# [To do]
Copy every line from the records below that carries the word "Utilizatio".

[[ Exercise data, beginning ]]

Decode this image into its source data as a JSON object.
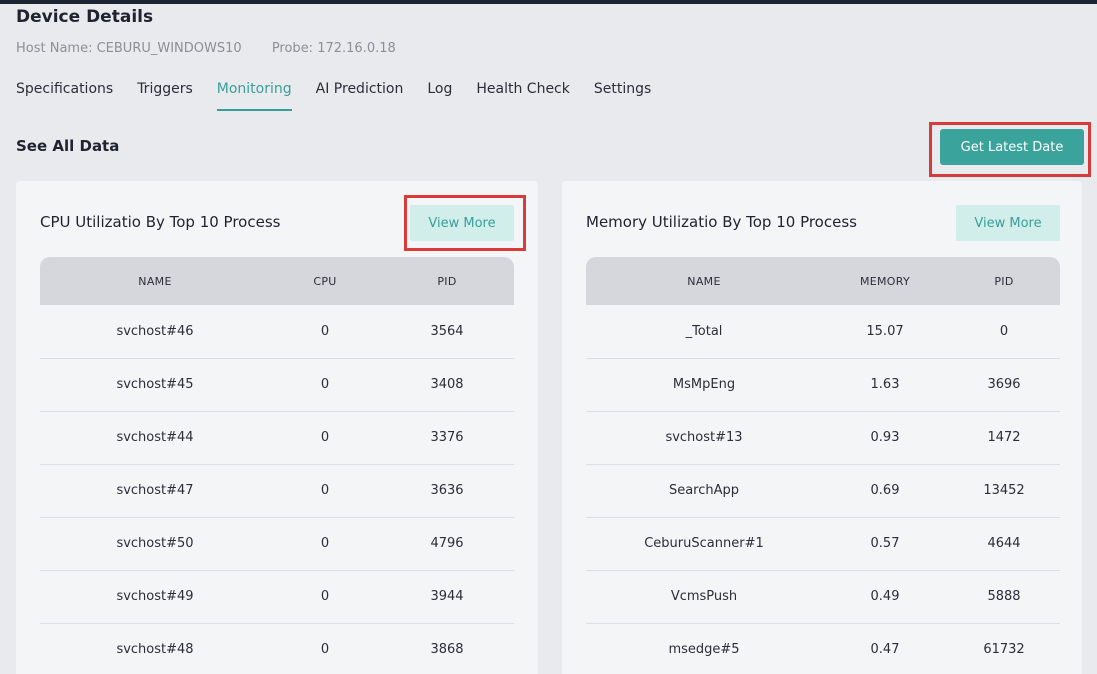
{
  "page": {
    "title": "Device Details",
    "host_name": "Host Name: CEBURU_WINDOWS10",
    "probe": "Probe: 172.16.0.18"
  },
  "tabs": [
    {
      "label": "Specifications",
      "active": false
    },
    {
      "label": "Triggers",
      "active": false
    },
    {
      "label": "Monitoring",
      "active": true
    },
    {
      "label": "AI Prediction",
      "active": false
    },
    {
      "label": "Log",
      "active": false
    },
    {
      "label": "Health Check",
      "active": false
    },
    {
      "label": "Settings",
      "active": false
    }
  ],
  "section": {
    "title": "See All Data",
    "latest_button": "Get Latest Date"
  },
  "colors": {
    "accent": "#3aa39c",
    "highlight": "#d93a3a",
    "button_light": "#d1eeeb"
  },
  "cpu_card": {
    "title": "CPU Utilizatio By Top 10 Process",
    "view_more": "View More",
    "headers": [
      "NAME",
      "CPU",
      "PID"
    ],
    "rows": [
      [
        "svchost#46",
        "0",
        "3564"
      ],
      [
        "svchost#45",
        "0",
        "3408"
      ],
      [
        "svchost#44",
        "0",
        "3376"
      ],
      [
        "svchost#47",
        "0",
        "3636"
      ],
      [
        "svchost#50",
        "0",
        "4796"
      ],
      [
        "svchost#49",
        "0",
        "3944"
      ],
      [
        "svchost#48",
        "0",
        "3868"
      ]
    ]
  },
  "memory_card": {
    "title": "Memory Utilizatio By Top 10 Process",
    "view_more": "View More",
    "headers": [
      "NAME",
      "MEMORY",
      "PID"
    ],
    "rows": [
      [
        "_Total",
        "15.07",
        "0"
      ],
      [
        "MsMpEng",
        "1.63",
        "3696"
      ],
      [
        "svchost#13",
        "0.93",
        "1472"
      ],
      [
        "SearchApp",
        "0.69",
        "13452"
      ],
      [
        "CeburuScanner#1",
        "0.57",
        "4644"
      ],
      [
        "VcmsPush",
        "0.49",
        "5888"
      ],
      [
        "msedge#5",
        "0.47",
        "61732"
      ]
    ]
  }
}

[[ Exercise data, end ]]

# [Written reply]
    "title": "CPU Utilizatio By Top 10 Process",
    "title": "Memory Utilizatio By Top 10 Process",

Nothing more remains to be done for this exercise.